Extracted material below:
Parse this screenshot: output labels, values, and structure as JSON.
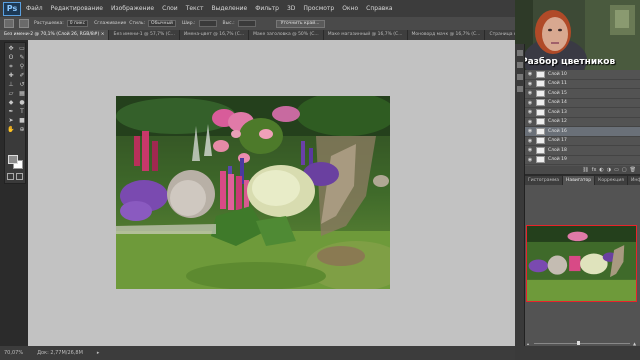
{
  "app": {
    "logo_text": "Ps"
  },
  "menubar": {
    "items": [
      "Файл",
      "Редактирование",
      "Изображение",
      "Слои",
      "Текст",
      "Выделение",
      "Фильтр",
      "3D",
      "Просмотр",
      "Окно",
      "Справка"
    ]
  },
  "options": {
    "feather_label": "Растушевка:",
    "feather_value": "0 пикс",
    "smooth_label": "Сглаживание",
    "style_label": "Стиль:",
    "style_value": "Обычный",
    "width_label": "Шир.:",
    "height_label": "Выс.:",
    "refine_button": "Уточнить край..."
  },
  "tabs": [
    {
      "label": "Без имени-2 @ 70,1% (Слой 26, RGB/8#) ×",
      "active": true
    },
    {
      "label": "Без имени-1 @ 57,7% (С...",
      "active": false
    },
    {
      "label": "Имена-цвет @ 16,7% (С...",
      "active": false
    },
    {
      "label": "Маке заголовка @ 50% (С...",
      "active": false
    },
    {
      "label": "Маке магазинный @ 16,7% (С...",
      "active": false
    },
    {
      "label": "Моноворд мачк @ 16,7% (С...",
      "active": false
    },
    {
      "label": "Страница колофон доп. серия блок Semicentro Blow @...",
      "active": false
    }
  ],
  "tab_overflow": "»",
  "statusbar": {
    "zoom": "70,07%",
    "doc": "Док: 2,77М/26,8М",
    "arrow": "▸"
  },
  "video": {
    "caption": "Разбор цветников"
  },
  "layers": [
    {
      "name": "Слой 10",
      "selected": false
    },
    {
      "name": "Слой 11",
      "selected": false
    },
    {
      "name": "Слой 15",
      "selected": false
    },
    {
      "name": "Слой 14",
      "selected": false
    },
    {
      "name": "Слой 13",
      "selected": false
    },
    {
      "name": "Слой 12",
      "selected": false
    },
    {
      "name": "Слой 16",
      "selected": true
    },
    {
      "name": "Слой 17",
      "selected": false
    },
    {
      "name": "Слой 18",
      "selected": false
    },
    {
      "name": "Слой 19",
      "selected": false
    }
  ],
  "layers_footer": [
    "⛓",
    "fx",
    "◐",
    "◑",
    "▭",
    "▢",
    "🗑"
  ],
  "nav_tabs": [
    {
      "label": "Гистограмма",
      "active": false
    },
    {
      "label": "Навигатор",
      "active": true
    },
    {
      "label": "Коррекция",
      "active": false
    },
    {
      "label": "Инфо",
      "active": false
    }
  ],
  "navigator": {
    "zoom_level": 0.45
  },
  "colors": {
    "accent": "#e8232b",
    "workspace": "#c2c2c2"
  }
}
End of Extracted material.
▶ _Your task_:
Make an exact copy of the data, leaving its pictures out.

▶ _Finished exercise_:
Parse this screenshot: output labels, values, and structure as JSON.
{
  "app": {
    "logo_text": "Ps"
  },
  "menubar": {
    "items": [
      "Файл",
      "Редактирование",
      "Изображение",
      "Слои",
      "Текст",
      "Выделение",
      "Фильтр",
      "3D",
      "Просмотр",
      "Окно",
      "Справка"
    ]
  },
  "options": {
    "feather_label": "Растушевка:",
    "feather_value": "0 пикс",
    "smooth_label": "Сглаживание",
    "style_label": "Стиль:",
    "style_value": "Обычный",
    "width_label": "Шир.:",
    "height_label": "Выс.:",
    "refine_button": "Уточнить край..."
  },
  "tabs": [
    {
      "label": "Без имени-2 @ 70,1% (Слой 26, RGB/8#) ×",
      "active": true
    },
    {
      "label": "Без имени-1 @ 57,7% (С...",
      "active": false
    },
    {
      "label": "Имена-цвет @ 16,7% (С...",
      "active": false
    },
    {
      "label": "Маке заголовка @ 50% (С...",
      "active": false
    },
    {
      "label": "Маке магазинный @ 16,7% (С...",
      "active": false
    },
    {
      "label": "Моноворд мачк @ 16,7% (С...",
      "active": false
    },
    {
      "label": "Страница колофон доп. серия блок Semicentro Blow @...",
      "active": false
    }
  ],
  "tab_overflow": "»",
  "statusbar": {
    "zoom": "70,07%",
    "doc": "Док: 2,77М/26,8М",
    "arrow": "▸"
  },
  "video": {
    "caption": "Разбор цветников"
  },
  "layers": [
    {
      "name": "Слой 10",
      "selected": false
    },
    {
      "name": "Слой 11",
      "selected": false
    },
    {
      "name": "Слой 15",
      "selected": false
    },
    {
      "name": "Слой 14",
      "selected": false
    },
    {
      "name": "Слой 13",
      "selected": false
    },
    {
      "name": "Слой 12",
      "selected": false
    },
    {
      "name": "Слой 16",
      "selected": true
    },
    {
      "name": "Слой 17",
      "selected": false
    },
    {
      "name": "Слой 18",
      "selected": false
    },
    {
      "name": "Слой 19",
      "selected": false
    }
  ],
  "layers_footer": [
    "⛓",
    "fx",
    "◐",
    "◑",
    "▭",
    "▢",
    "🗑"
  ],
  "nav_tabs": [
    {
      "label": "Гистограмма",
      "active": false
    },
    {
      "label": "Навигатор",
      "active": true
    },
    {
      "label": "Коррекция",
      "active": false
    },
    {
      "label": "Инфо",
      "active": false
    }
  ],
  "navigator": {
    "zoom_level": 0.45
  },
  "colors": {
    "accent": "#e8232b",
    "workspace": "#c2c2c2"
  }
}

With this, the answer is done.